All eyes on Nottinghamshire’s literary legend, D.H. Lawrence
With a new adaptation of Lady Chatterley’s Lover hitting our screens this week, now is a great time to discover more about its iconic author.
D.H. Lawrence, one of the most controversial novelists in the 20th century, was born in the small mining town of Eastwood, on the outskirts of Nottingham. And you don’t have to stray too far to find some of the places that inspired his famous novels.
With all eyes soon to be on one of our greatest literary legends, there is no better time to discover all things Lawrence in Nottinghamshire!
Top of the list for any Lawrence fan is the annual D.H. Lawrence Festival of Culture, which this year takes place from 22 August – 19 September. The events take place at the Heritage Centre in Eastwood and the surrounding area – and many of them are FREE to attend. The festival has something for all ages and one of the highlights is an exhibition entitled No Right to Exist? ‘The Rainbow’ and Other Books that Shocked, which looks at banned and controversial novels, to coincide with the 100 year anniversary of The Rainbow by D.H. Lawrence.
Take time to explore D.H. Lawrence Heritage, a multi award winning visitor attraction that celebrates the life and works of D.H. Lawrence. Here, the re-creation of the birthplace and early home of Lawrence gives a fascinating glimpse into the cramped realities of a Victorian mining family. Visitors can enjoy a guided tour to discover more about this famous writer’s working class roots and the community that influenced his life and work.
The Sun Inn
Outside you will also find the Blue Line Trail which allows you to walk in the footsteps of Lawrence, stopping by several points of interest along the way. Visitors can rest their tired legs at The Sun Inn, which features in Sons and Lovers.
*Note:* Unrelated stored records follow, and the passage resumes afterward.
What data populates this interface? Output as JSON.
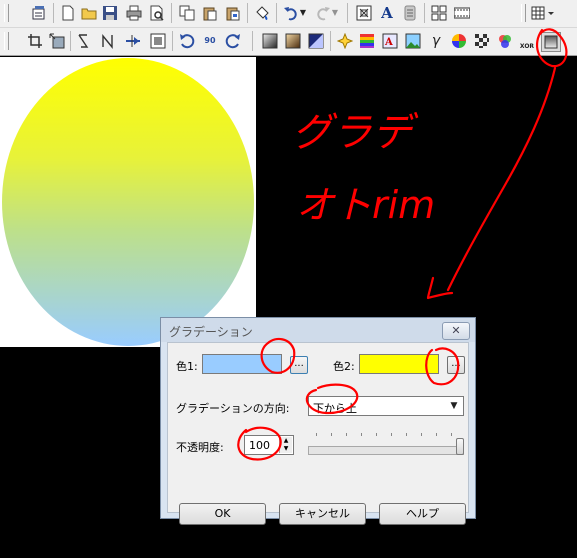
{
  "toolbar_row1": {
    "icons": [
      "toolbar-options-icon",
      "new-file-icon",
      "open-folder-icon",
      "save-icon",
      "print-icon",
      "print-preview-icon",
      "copy-icon",
      "paste-icon",
      "paste-special-icon",
      "fill-icon",
      "undo-icon",
      "undo-dropdown-icon",
      "redo-icon",
      "redo-dropdown-icon",
      "fit-window-icon",
      "text-icon",
      "align-icon",
      "grid-view-icon",
      "filmstrip-icon",
      "layout-menu-icon"
    ],
    "text_glyph": "A"
  },
  "toolbar_row2": {
    "icons": [
      "crop-icon",
      "resize-icon",
      "flip-horizontal-icon",
      "flip-vertical-icon",
      "move-icon",
      "border-icon",
      "rotate-left-icon",
      "rotate-90-icon",
      "rotate-right-icon",
      "grayscale-icon",
      "sepia-icon",
      "negative-icon",
      "sharpen-icon",
      "color-balance-icon",
      "text-overlay-icon",
      "picture-icon",
      "gamma-icon",
      "color-wheel-icon",
      "mosaic-icon",
      "rgb-icon",
      "xor-icon",
      "gradient-icon"
    ],
    "gamma_glyph": "γ",
    "xor_glyph": "XOR",
    "rotate_90_label": "90"
  },
  "dialog": {
    "title": "グラデーション",
    "close_glyph": "✕",
    "color1_label": "色1:",
    "color1_value": "#99ccff",
    "color2_label": "色2:",
    "color2_value": "#ffff00",
    "browse_label": "...",
    "direction_label": "グラデーションの方向:",
    "direction_value": "下から上",
    "opacity_label": "不透明度:",
    "opacity_value": "100",
    "opacity_slider_fraction": 1.0,
    "ok_label": "OK",
    "cancel_label": "キャンセル",
    "help_label": "ヘルプ"
  },
  "canvas": {
    "gradient_top_color": "#ffff00",
    "gradient_bottom_color": "#99ccff"
  },
  "annotation": {
    "line1": "グラデ",
    "line2": "オトrim",
    "ink_color": "#ff0000"
  }
}
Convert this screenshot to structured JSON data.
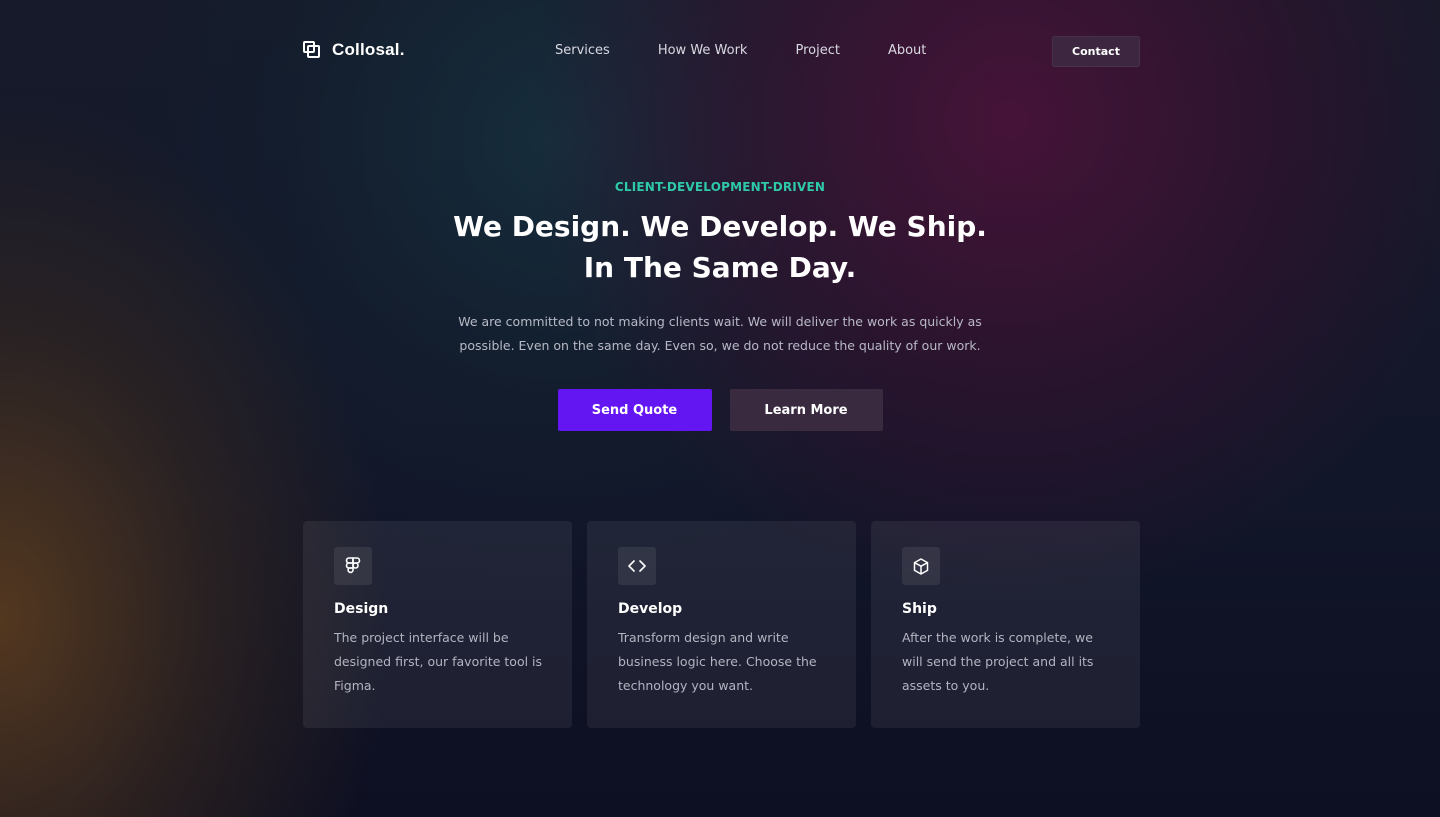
{
  "nav": {
    "brand": "Collosal.",
    "links": [
      "Services",
      "How We Work",
      "Project",
      "About"
    ],
    "contact_label": "Contact"
  },
  "hero": {
    "eyebrow": "CLIENT-DEVELOPMENT-DRIVEN",
    "headline": "We Design. We Develop. We Ship. In The Same Day.",
    "subtext": "We are committed to not making clients wait. We will deliver the work as quickly as possible. Even on the same day. Even so, we do not reduce the quality of our work.",
    "primary_cta": "Send Quote",
    "secondary_cta": "Learn More"
  },
  "cards": [
    {
      "icon": "figma-icon",
      "title": "Design",
      "text": "The project interface will be designed first, our favorite tool is Figma."
    },
    {
      "icon": "code-icon",
      "title": "Develop",
      "text": "Transform design and write business logic here. Choose the technology you want."
    },
    {
      "icon": "cube-icon",
      "title": "Ship",
      "text": "After the work is complete, we will send the project and all its assets to you."
    }
  ],
  "colors": {
    "accent": "#6316f2",
    "eyebrow": "#2ec9a8",
    "secondary_button": "#3a2a40"
  }
}
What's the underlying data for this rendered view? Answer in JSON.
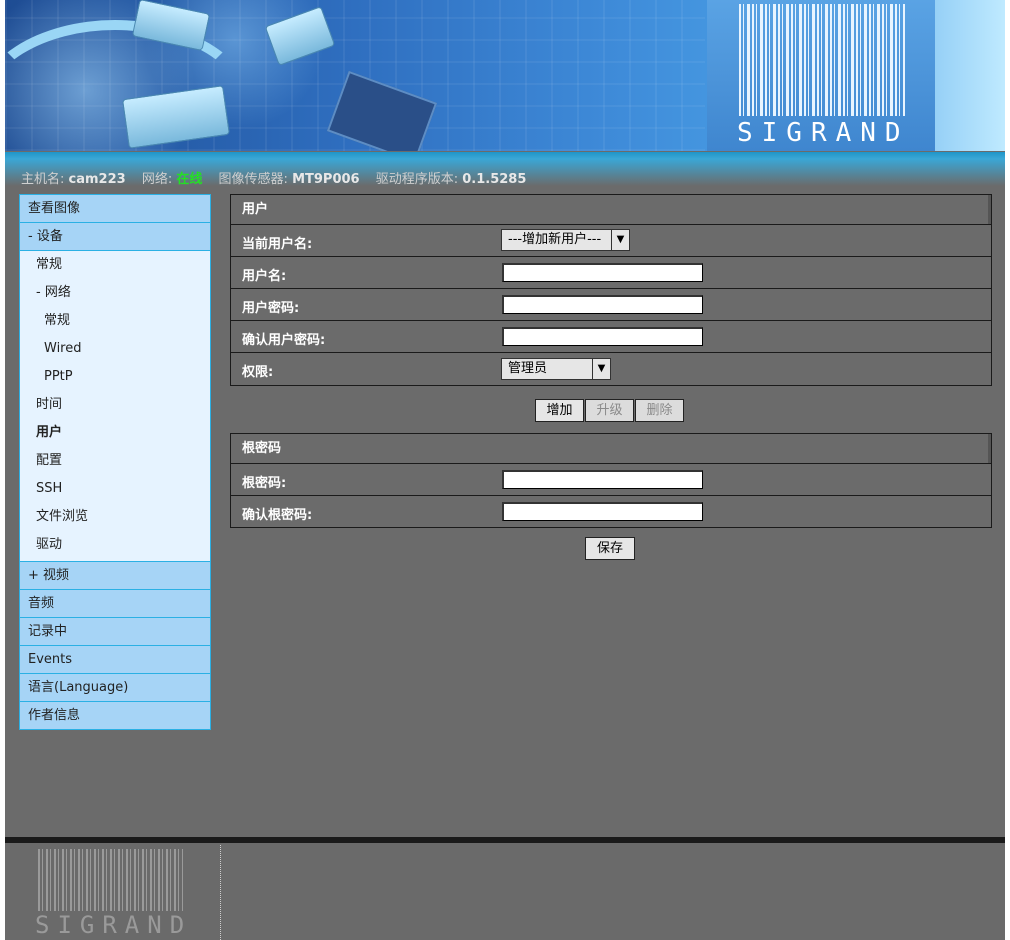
{
  "header": {
    "logo_text": "SIGRAND"
  },
  "status": {
    "hostname_label": "主机名:",
    "hostname": "cam223",
    "network_label": "网络:",
    "network_state": "在线",
    "sensor_label": "图像传感器:",
    "sensor": "MT9P006",
    "driver_label": "驱动程序版本:",
    "driver_version": "0.1.5285"
  },
  "sidebar": {
    "view_image": "查看图像",
    "device": "- 设备",
    "general": "常规",
    "network": "- 网络",
    "network_general": "常规",
    "wired": "Wired",
    "pptp": "PPtP",
    "time": "时间",
    "user": "用户",
    "config": "配置",
    "ssh": "SSH",
    "file_browse": "文件浏览",
    "driver": "驱动",
    "video": "+ 视频",
    "audio": "音频",
    "recording": "记录中",
    "events": "Events",
    "language": "语言(Language)",
    "author": "作者信息"
  },
  "user_panel": {
    "title": "用户",
    "current_user_label": "当前用户名:",
    "current_user_value": "---增加新用户---",
    "username_label": "用户名:",
    "password_label": "用户密码:",
    "confirm_password_label": "确认用户密码:",
    "permission_label": "权限:",
    "permission_value": "管理员",
    "add_button": "增加",
    "upgrade_button": "升级",
    "delete_button": "删除"
  },
  "root_panel": {
    "title": "根密码",
    "root_password_label": "根密码:",
    "confirm_root_label": "确认根密码:",
    "save_button": "保存"
  },
  "footer": {
    "logo_text": "SIGRAND"
  },
  "colors": {
    "accent": "#2bb0e4",
    "online": "#24e024",
    "background": "#6b6b6b"
  }
}
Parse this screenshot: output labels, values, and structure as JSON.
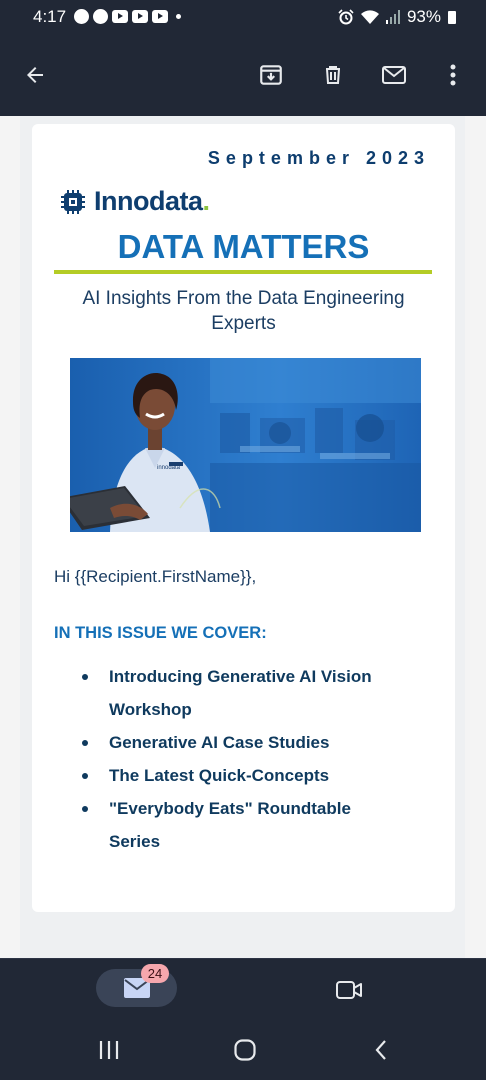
{
  "status_bar": {
    "time": "4:17",
    "battery": "93%",
    "notification_icons": [
      "whatsapp-icon",
      "messenger-icon",
      "youtube-icon",
      "youtube-icon",
      "youtube-icon",
      "more-dot-icon"
    ],
    "system_icons": [
      "alarm-icon",
      "wifi-icon",
      "signal-icon",
      "battery-icon"
    ]
  },
  "app_bar": {
    "actions": [
      "back-icon",
      "archive-icon",
      "delete-icon",
      "mark-unread-icon",
      "more-vert-icon"
    ]
  },
  "email": {
    "issue_date": "September 2023",
    "logo_text": "Innodata",
    "logo_dot": ".",
    "title": "DATA MATTERS",
    "subtitle": "AI Insights From the Data Engineering Experts",
    "hero_image_label": "innodata",
    "greeting": "Hi {{Recipient.FirstName}},",
    "section_heading": "IN THIS ISSUE WE COVER:",
    "items": [
      "Introducing Generative AI Vision Workshop",
      "Generative AI Case Studies",
      "The Latest Quick-Concepts",
      "\"Everybody Eats\" Roundtable Series"
    ]
  },
  "bottom_nav": {
    "mail_badge": "24",
    "tabs": [
      "mail-icon",
      "meet-icon"
    ]
  },
  "system_nav": [
    "recents-icon",
    "home-icon",
    "back-icon"
  ],
  "colors": {
    "bar_background": "#212836",
    "brand_blue": "#1570b7",
    "brand_navy": "#0f3e6f",
    "accent_green": "#b4cc25",
    "badge": "#f6a7ad"
  }
}
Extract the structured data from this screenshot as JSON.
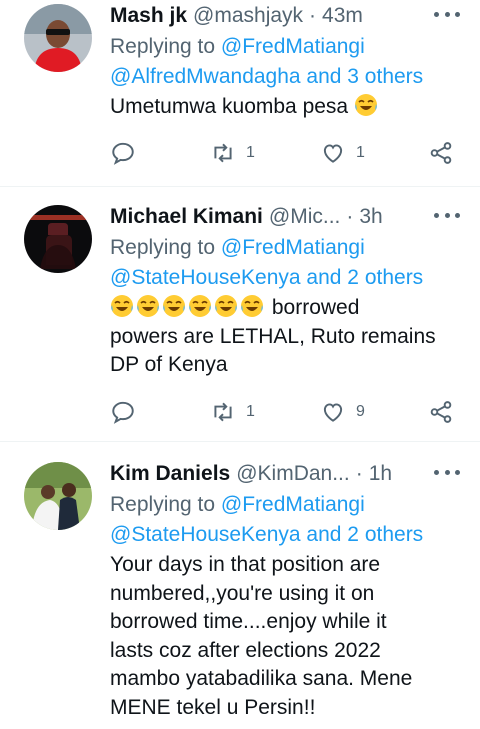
{
  "tweets": [
    {
      "name": "Mash jk",
      "handle": "@mashjayk",
      "time": "43m",
      "replying_prefix": "Replying to",
      "replying_line1": "@FredMatiangi",
      "replying_line2": "@AlfredMwandagha and 3 others",
      "text_lines": [
        "Umetumwa kuomba pesa"
      ],
      "emoji_count": 1,
      "replies": "",
      "retweets": "1",
      "likes": "1"
    },
    {
      "name": "Michael Kimani",
      "handle": "@Mic...",
      "time": "3h",
      "replying_prefix": "Replying to",
      "replying_line1": "@FredMatiangi",
      "replying_line2": "@StateHouseKenya and 2 others",
      "text_lines": [
        "borrowed",
        "powers are LETHAL, Ruto remains",
        "DP of Kenya"
      ],
      "emoji_count": 6,
      "replies": "",
      "retweets": "1",
      "likes": "9"
    },
    {
      "name": "Kim Daniels",
      "handle": "@KimDan...",
      "time": "1h",
      "replying_prefix": "Replying to",
      "replying_line1": "@FredMatiangi",
      "replying_line2": "@StateHouseKenya and 2 others",
      "text_lines": [
        "Your days in that position are",
        "numbered,,you're using it on",
        "borrowed time....enjoy while it",
        "lasts coz after elections 2022",
        "mambo yatabadilika sana. Mene",
        "MENE tekel u Persin!!"
      ],
      "emoji_count": 0
    }
  ],
  "colors": {
    "link": "#1d9bf0",
    "secondary": "#536471",
    "text": "#0f1419"
  }
}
Just a short drive away you will find Felley Priory & Gardens, thought to have inspired The White Peacock, with Felley Mill Farm being renamed to Strelley Mill in the novel. In Teversal, a pretty village near Sutton-in-Ashfield, you can take a walk along the landscaped trails and stop to admire Teversal Manor which is believed to be Wragby Hall in Lady Chatterley’s Lover. The trails are easily accessible from Teversal Visitor Centre.
Tune in to see a new BBC One television adaptation of Lady Chatterley’s Lover this Sunday 6 September, and then find out more about Lawrence and his inspiration at the D.H Lawrence Heritage Centre when it opens for free on 12 and 13 September as part of Heritage Open Days.
Will you be attending this year’s festival, or planning to visit one of the sites associated with D. H. Lawrence? Let us know on Facebook and Twitter.